  1. The alien’s employment must be in an area of substantial intrinsic merit. If the visa beneficiary is being paid to do a particular kind of research, or if the work has at least some sort of artistic or other value, then the work of the alien will more than likely be considered to be of “substantial intrinsic merit”;
  2. The proposed benefit must be national in scope. The alien’s contribution must provide benefits that impact a national scale and not just a limited region;
  3. The national interest would be adversely affected if a labor certification were required for the alien. To meet this final and most crucial part of the test, the petitioner must prove that the visa beneficiary will serve the national interest to a “substantially greater degree” than an available U.S. worker with the same minimum qualifications. The labor certification process protects the jobs and employment opportunities of U.S. workers having the exact objective minimum requirements as an alien seeking employment. Therefore, an alien seeking an exemption from this process must present a national benefit so great as to outweigh the national interest protected by the labor certification process.

An EB-2 visa applicant must meet all three parts of the test to qualify for the National Interest Waiver and become eligible to waive the Labor Certification requirement. As well, the applicant must meet standard EB-2 criteria mentioned above: an advanced degree. A U.S. academic or professional degree (or a foreign equivalent degree above a baccalaureate/bachelor’s degree) will be sufficient. In the absence of an advanced degree, a baccalaureate/bachelor’s degree or foreign equivalent, plus at least five years of progressive experience in the specialty, is considered the equivalent of a master’s degree. As an alternative, the applicant can claim exceptional ability, i.e., a degree of expertise significantly above that ordinarily encountered in the alien’s field of expertise.

As mentioned earlier, another benefit of applying under the National Interest Waiver is that the foreign national/alien can apply without having a sponsor.
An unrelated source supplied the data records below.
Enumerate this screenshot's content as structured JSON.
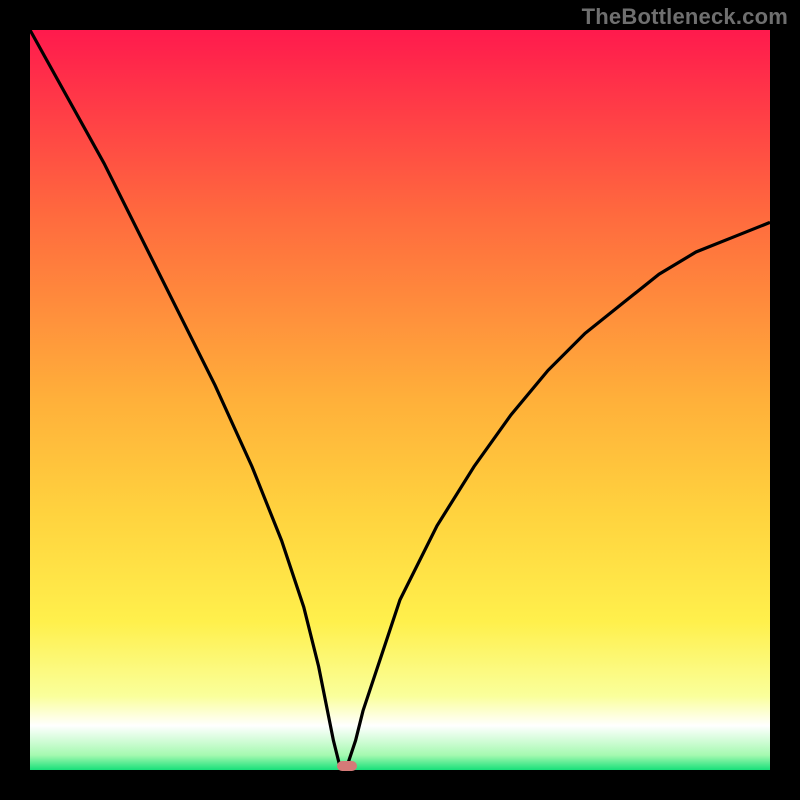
{
  "watermark": "TheBottleneck.com",
  "colors": {
    "gradient_stops": [
      {
        "at": 0,
        "color": "#ff1a4d"
      },
      {
        "at": 0.25,
        "color": "#ff6a3e"
      },
      {
        "at": 0.5,
        "color": "#ffb03a"
      },
      {
        "at": 0.65,
        "color": "#ffd23e"
      },
      {
        "at": 0.8,
        "color": "#fff04c"
      },
      {
        "at": 0.9,
        "color": "#faff9b"
      },
      {
        "at": 0.94,
        "color": "#ffffff"
      },
      {
        "at": 0.98,
        "color": "#a5f9b0"
      },
      {
        "at": 1.0,
        "color": "#18e07a"
      }
    ],
    "curve": "#000000",
    "marker": "#d47a78",
    "frame": "#000000"
  },
  "chart_data": {
    "type": "line",
    "title": "",
    "xlabel": "",
    "ylabel": "",
    "x_range": [
      0,
      100
    ],
    "y_range": [
      0,
      100
    ],
    "dip_x": 42,
    "series": [
      {
        "name": "bottleneck-curve",
        "x": [
          0,
          5,
          10,
          15,
          20,
          25,
          30,
          34,
          37,
          39,
          40,
          41,
          42,
          42.5,
          43,
          44,
          45,
          47,
          50,
          55,
          60,
          65,
          70,
          75,
          80,
          85,
          90,
          95,
          100
        ],
        "y": [
          100,
          91,
          82,
          72,
          62,
          52,
          41,
          31,
          22,
          14,
          9,
          4,
          0,
          0,
          1,
          4,
          8,
          14,
          23,
          33,
          41,
          48,
          54,
          59,
          63,
          67,
          70,
          72,
          74
        ]
      }
    ],
    "marker": {
      "x": 42.8,
      "y": 0.6
    }
  }
}
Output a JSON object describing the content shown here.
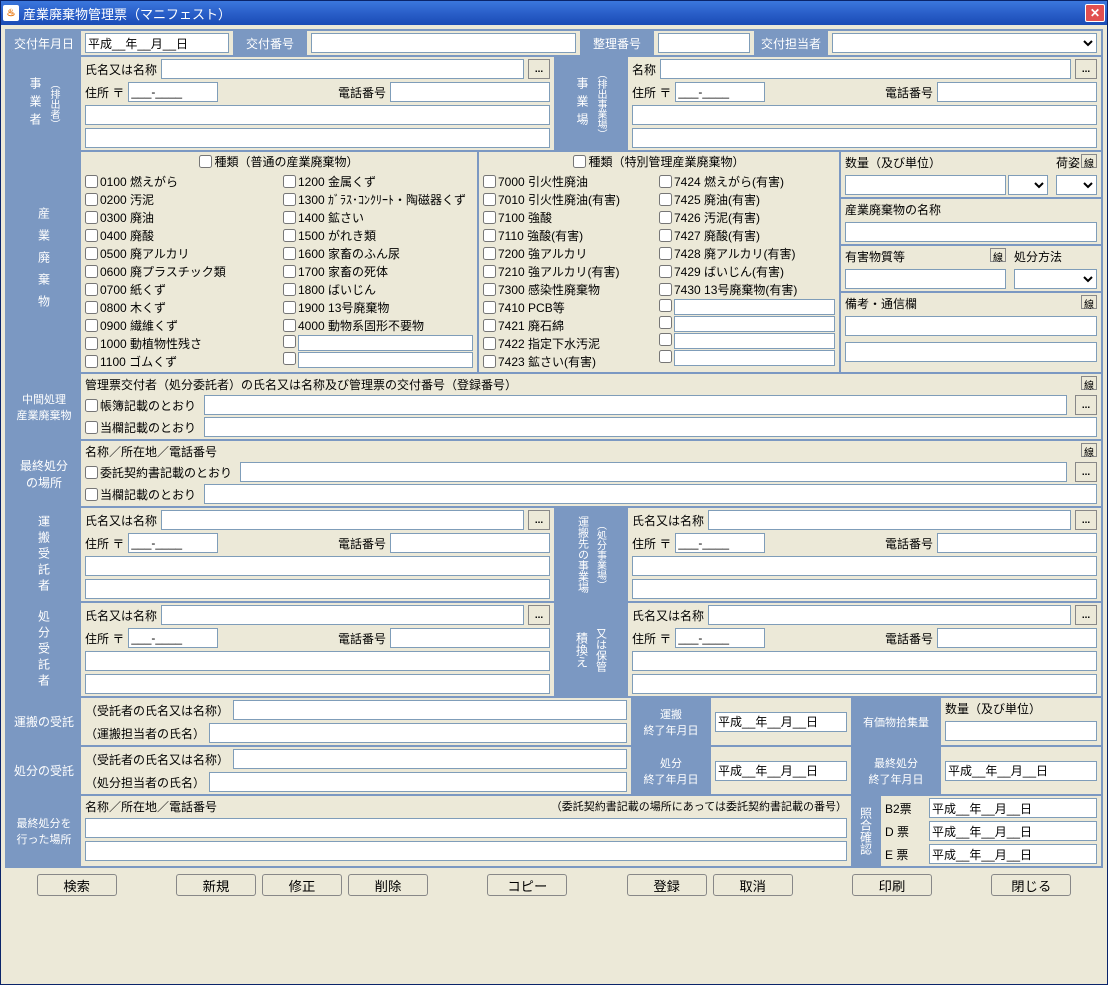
{
  "window_title": "産業廃棄物管理票（マニフェスト）",
  "header": {
    "issue_date_label": "交付年月日",
    "issue_date_value": "平成__年__月__日",
    "issue_number_label": "交付番号",
    "org_number_label": "整理番号",
    "issuer_label": "交付担当者"
  },
  "emitter": {
    "section_label": "事　業　者",
    "sub_label": "（排出者）",
    "name_label": "氏名又は名称",
    "addr_label": "住所 〒",
    "postal_sep": "___-____",
    "tel_label": "電話番号"
  },
  "site": {
    "section_label": "事　業　場",
    "sub_label": "（排出事業場）",
    "name_label": "名称",
    "addr_label": "住所 〒",
    "postal_sep": "___-____",
    "tel_label": "電話番号"
  },
  "waste": {
    "section_label": "産　業　廃　棄　物",
    "normal_header": "種類（普通の産業廃棄物）",
    "special_header": "種類（特別管理産業廃棄物）",
    "normal_col1": [
      "0100 燃えがら",
      "0200 汚泥",
      "0300 廃油",
      "0400 廃酸",
      "0500 廃アルカリ",
      "0600 廃プラスチック類",
      "0700 紙くず",
      "0800 木くず",
      "0900 繊維くず",
      "1000 動植物性残さ",
      "1100 ゴムくず"
    ],
    "normal_col2": [
      "1200 金属くず",
      "1300 ｶﾞﾗｽ･ｺﾝｸﾘｰﾄ・陶磁器くず",
      "1400 鉱さい",
      "1500 がれき類",
      "1600 家畜のふん尿",
      "1700 家畜の死体",
      "1800 ばいじん",
      "1900 13号廃棄物",
      "4000 動物系固形不要物"
    ],
    "special_col1": [
      "7000 引火性廃油",
      "7010 引火性廃油(有害)",
      "7100 強酸",
      "7110 強酸(有害)",
      "7200 強アルカリ",
      "7210 強アルカリ(有害)",
      "7300 感染性廃棄物",
      "7410 PCB等",
      "7421 廃石綿",
      "7422 指定下水汚泥",
      "7423 鉱さい(有害)"
    ],
    "special_col2": [
      "7424 燃えがら(有害)",
      "7425 廃油(有害)",
      "7426 汚泥(有害)",
      "7427 廃酸(有害)",
      "7428 廃アルカリ(有害)",
      "7429 ばいじん(有害)",
      "7430 13号廃棄物(有害)"
    ],
    "qty_label": "数量（及び単位）",
    "pack_label": "荷姿",
    "waste_name_label": "産業廃棄物の名称",
    "hazmat_label": "有害物質等",
    "disposal_method_label": "処分方法",
    "notes_label": "備考・通信欄",
    "line_btn": "線"
  },
  "midproc": {
    "section_label": "中間処理\n産業廃棄物",
    "header_text": "管理票交付者（処分委託者）の氏名又は名称及び管理票の交付番号（登録番号）",
    "chk1": "帳簿記載のとおり",
    "chk2": "当欄記載のとおり"
  },
  "final_place": {
    "section_label": "最終処分\nの場所",
    "header_text": "名称／所在地／電話番号",
    "chk1": "委託契約書記載のとおり",
    "chk2": "当欄記載のとおり"
  },
  "transporter": {
    "section_label": "運搬受託者",
    "name_label": "氏名又は名称",
    "addr_label": "住所 〒",
    "postal_sep": "___-____",
    "tel_label": "電話番号"
  },
  "dest": {
    "section_label": "運搬先の事業場",
    "sub_label": "（処分事業場）",
    "name_label": "氏名又は名称",
    "addr_label": "住所 〒",
    "postal_sep": "___-____",
    "tel_label": "電話番号"
  },
  "disposer": {
    "section_label": "処分受託者",
    "name_label": "氏名又は名称",
    "addr_label": "住所 〒",
    "postal_sep": "___-____",
    "tel_label": "電話番号"
  },
  "transfer": {
    "section_label": "積換え",
    "sub_label": "又は保管",
    "name_label": "氏名又は名称",
    "addr_label": "住所 〒",
    "postal_sep": "___-____",
    "tel_label": "電話番号"
  },
  "transport_accept": {
    "section_label": "運搬の受託",
    "name_label": "（受託者の氏名又は名称）",
    "person_label": "（運搬担当者の氏名）",
    "end_label": "運搬\n終了年月日",
    "end_value": "平成__年__月__日",
    "valuable_label": "有価物拾集量",
    "qty_label": "数量（及び単位）"
  },
  "disposal_accept": {
    "section_label": "処分の受託",
    "name_label": "（受託者の氏名又は名称）",
    "person_label": "（処分担当者の氏名）",
    "end_label": "処分\n終了年月日",
    "end_value": "平成__年__月__日",
    "final_end_label": "最終処分\n終了年月日",
    "final_end_value": "平成__年__月__日"
  },
  "final_done": {
    "section_label": "最終処分を\n行った場所",
    "header": "名称／所在地／電話番号",
    "note": "（委託契約書記載の場所にあっては委託契約書記載の番号）"
  },
  "verify": {
    "section_label": "照合確認",
    "b2_label": "B2票",
    "d_label": "D 票",
    "e_label": "E 票",
    "date_value": "平成__年__月__日"
  },
  "buttons": {
    "search": "検索",
    "new": "新規",
    "edit": "修正",
    "delete": "削除",
    "copy": "コピー",
    "register": "登録",
    "cancel": "取消",
    "print": "印刷",
    "close": "閉じる"
  }
}
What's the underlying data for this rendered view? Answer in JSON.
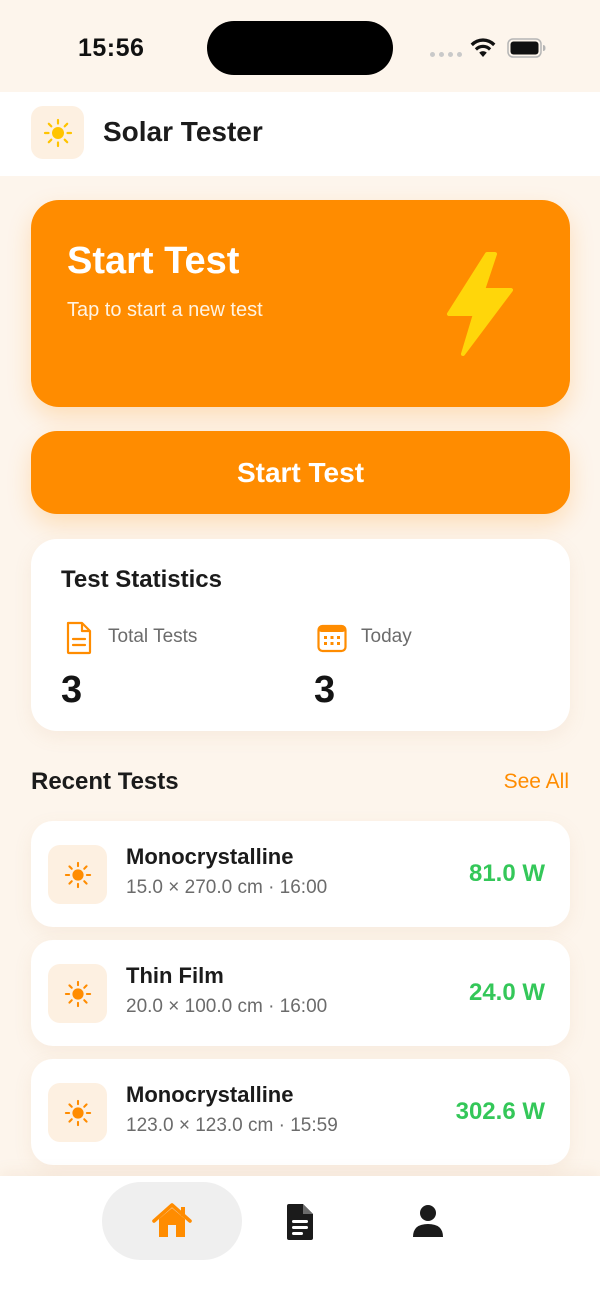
{
  "status_bar": {
    "time": "15:56"
  },
  "header": {
    "logo_icon": "sun-icon",
    "title": "Solar Tester"
  },
  "hero": {
    "title": "Start Test",
    "subtitle": "Tap to start a new test",
    "icon": "lightning-bolt-icon"
  },
  "start_button": {
    "label": "Start Test"
  },
  "statistics": {
    "title": "Test Statistics",
    "items": [
      {
        "icon": "document-icon",
        "label": "Total Tests",
        "value": "3"
      },
      {
        "icon": "calendar-icon",
        "label": "Today",
        "value": "3"
      }
    ]
  },
  "recent": {
    "title": "Recent Tests",
    "see_all_label": "See All",
    "items": [
      {
        "type": "Monocrystalline",
        "meta": "15.0 × 270.0 cm · 16:00",
        "power": "81.0 W"
      },
      {
        "type": "Thin Film",
        "meta": "20.0 × 100.0 cm · 16:00",
        "power": "24.0 W"
      },
      {
        "type": "Monocrystalline",
        "meta": "123.0 × 123.0 cm · 15:59",
        "power": "302.6 W"
      }
    ]
  },
  "tab_bar": {
    "tabs": [
      {
        "icon": "home-icon",
        "selected": true
      },
      {
        "icon": "document-icon",
        "selected": false
      },
      {
        "icon": "person-icon",
        "selected": false
      }
    ]
  },
  "colors": {
    "accent": "#ff8c00",
    "background": "#fdf5ec",
    "power_text": "#34c759",
    "bolt": "#ffd60a"
  }
}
In other words, a person can self-sponsor himself for permanent residency in the U.S. The National Interest Waiver Category is ideal for research scientists, professors who have several publications and are internationally renowned, famous personalities, artists, or sports personalities who can contribute to the national interest of the U.S.


Yes. Your spouse and children may accompany you on an employment-based (EB) visa. Your spouse may work in the U.S. but must first obtain the required employment authorization.


Employment-based visas are an excellent choice for foreign nationals who permanently reside in the United States. Each employment-based visa category contains its own set of requirements for the employment-based visa applicant and/or their potential employer. To qualify for any of the various employment-based (EB) visas, it is essential that you thoroughly review, along with your prospective U.S. employer, all conditions and requirements established by the United States Citizenship and Immigration Services (USCIS) and/or the U.S. Department of Labor (DOL). The good news is that if you are highly renowned in your field of endeavor, you can qualify for a green card without having a U.S. sponsor, under the National Interest Waiver category, or under the “extraordinary ability” category.